→ What is expected:
Could you print all the entries exactly?

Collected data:
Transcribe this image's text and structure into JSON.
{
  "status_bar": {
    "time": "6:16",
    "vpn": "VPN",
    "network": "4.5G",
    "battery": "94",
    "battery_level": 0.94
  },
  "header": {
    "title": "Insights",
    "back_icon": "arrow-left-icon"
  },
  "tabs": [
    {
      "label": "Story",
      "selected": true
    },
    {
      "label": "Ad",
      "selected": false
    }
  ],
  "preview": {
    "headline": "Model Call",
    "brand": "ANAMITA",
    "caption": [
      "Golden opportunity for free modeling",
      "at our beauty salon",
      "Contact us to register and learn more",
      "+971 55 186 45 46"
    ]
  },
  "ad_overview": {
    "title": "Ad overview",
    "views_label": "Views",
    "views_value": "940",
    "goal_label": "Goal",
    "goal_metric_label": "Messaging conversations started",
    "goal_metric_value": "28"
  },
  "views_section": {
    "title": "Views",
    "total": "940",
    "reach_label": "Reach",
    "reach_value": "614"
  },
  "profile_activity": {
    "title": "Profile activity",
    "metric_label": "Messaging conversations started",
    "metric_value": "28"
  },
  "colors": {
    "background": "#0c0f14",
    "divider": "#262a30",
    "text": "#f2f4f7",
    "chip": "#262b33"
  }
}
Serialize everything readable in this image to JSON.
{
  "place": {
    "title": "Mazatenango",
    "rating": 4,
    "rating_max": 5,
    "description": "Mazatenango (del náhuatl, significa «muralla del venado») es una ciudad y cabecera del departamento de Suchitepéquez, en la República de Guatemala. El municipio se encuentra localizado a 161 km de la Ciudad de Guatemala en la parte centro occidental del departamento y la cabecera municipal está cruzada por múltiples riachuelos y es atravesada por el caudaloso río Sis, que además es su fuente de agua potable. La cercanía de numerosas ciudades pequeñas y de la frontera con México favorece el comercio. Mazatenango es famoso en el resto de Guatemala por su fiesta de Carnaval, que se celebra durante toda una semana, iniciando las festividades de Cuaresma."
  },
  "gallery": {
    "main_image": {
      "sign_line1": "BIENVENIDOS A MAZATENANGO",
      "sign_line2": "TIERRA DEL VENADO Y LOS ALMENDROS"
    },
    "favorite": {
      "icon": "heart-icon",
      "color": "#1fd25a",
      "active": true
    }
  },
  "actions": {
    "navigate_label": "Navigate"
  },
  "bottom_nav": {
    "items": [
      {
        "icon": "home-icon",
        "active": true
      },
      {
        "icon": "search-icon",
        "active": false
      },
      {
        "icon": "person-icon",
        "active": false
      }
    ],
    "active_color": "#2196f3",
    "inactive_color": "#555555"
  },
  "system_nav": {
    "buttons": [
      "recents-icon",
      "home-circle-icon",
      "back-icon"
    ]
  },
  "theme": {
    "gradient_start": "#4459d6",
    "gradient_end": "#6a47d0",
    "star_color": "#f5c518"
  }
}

→ Written response:
Transcribe this image's text and structure into JSON.
{
  "status_bar": {
    "time": "6:16",
    "vpn": "VPN",
    "network": "4.5G",
    "battery": "94",
    "battery_level": 0.94
  },
  "header": {
    "title": "Insights",
    "back_icon": "arrow-left-icon"
  },
  "tabs": [
    {
      "label": "Story",
      "selected": true
    },
    {
      "label": "Ad",
      "selected": false
    }
  ],
  "preview": {
    "headline": "Model Call",
    "brand": "ANAMITA",
    "caption": [
      "Golden opportunity for free modeling",
      "at our beauty salon",
      "Contact us to register and learn more",
      "+971 55 186 45 46"
    ]
  },
  "ad_overview": {
    "title": "Ad overview",
    "views_label": "Views",
    "views_value": "940",
    "goal_label": "Goal",
    "goal_metric_label": "Messaging conversations started",
    "goal_metric_value": "28"
  },
  "views_section": {
    "title": "Views",
    "total": "940",
    "reach_label": "Reach",
    "reach_value": "614"
  },
  "profile_activity": {
    "title": "Profile activity",
    "metric_label": "Messaging conversations started",
    "metric_value": "28"
  },
  "colors": {
    "background": "#0c0f14",
    "divider": "#262a30",
    "text": "#f2f4f7",
    "chip": "#262b33"
  }
}
Serialize everything readable in this image to JSON.
{
  "place": {
    "title": "Mazatenango",
    "rating": 4,
    "rating_max": 5,
    "description": "Mazatenango (del náhuatl, significa «muralla del venado») es una ciudad y cabecera del departamento de Suchitepéquez, en la República de Guatemala. El municipio se encuentra localizado a 161 km de la Ciudad de Guatemala en la parte centro occidental del departamento y la cabecera municipal está cruzada por múltiples riachuelos y es atravesada por el caudaloso río Sis, que además es su fuente de agua potable. La cercanía de numerosas ciudades pequeñas y de la frontera con México favorece el comercio. Mazatenango es famoso en el resto de Guatemala por su fiesta de Carnaval, que se celebra durante toda una semana, iniciando las festividades de Cuaresma."
  },
  "gallery": {
    "main_image": {
      "sign_line1": "BIENVENIDOS A MAZATENANGO",
      "sign_line2": "TIERRA DEL VENADO Y LOS ALMENDROS"
    },
    "favorite": {
      "icon": "heart-icon",
      "color": "#1fd25a",
      "active": true
    }
  },
  "actions": {
    "navigate_label": "Navigate"
  },
  "bottom_nav": {
    "items": [
      {
        "icon": "home-icon",
        "active": true
      },
      {
        "icon": "search-icon",
        "active": false
      },
      {
        "icon": "person-icon",
        "active": false
      }
    ],
    "active_color": "#2196f3",
    "inactive_color": "#555555"
  },
  "system_nav": {
    "buttons": [
      "recents-icon",
      "home-circle-icon",
      "back-icon"
    ]
  },
  "theme": {
    "gradient_start": "#4459d6",
    "gradient_end": "#6a47d0",
    "star_color": "#f5c518"
  }
}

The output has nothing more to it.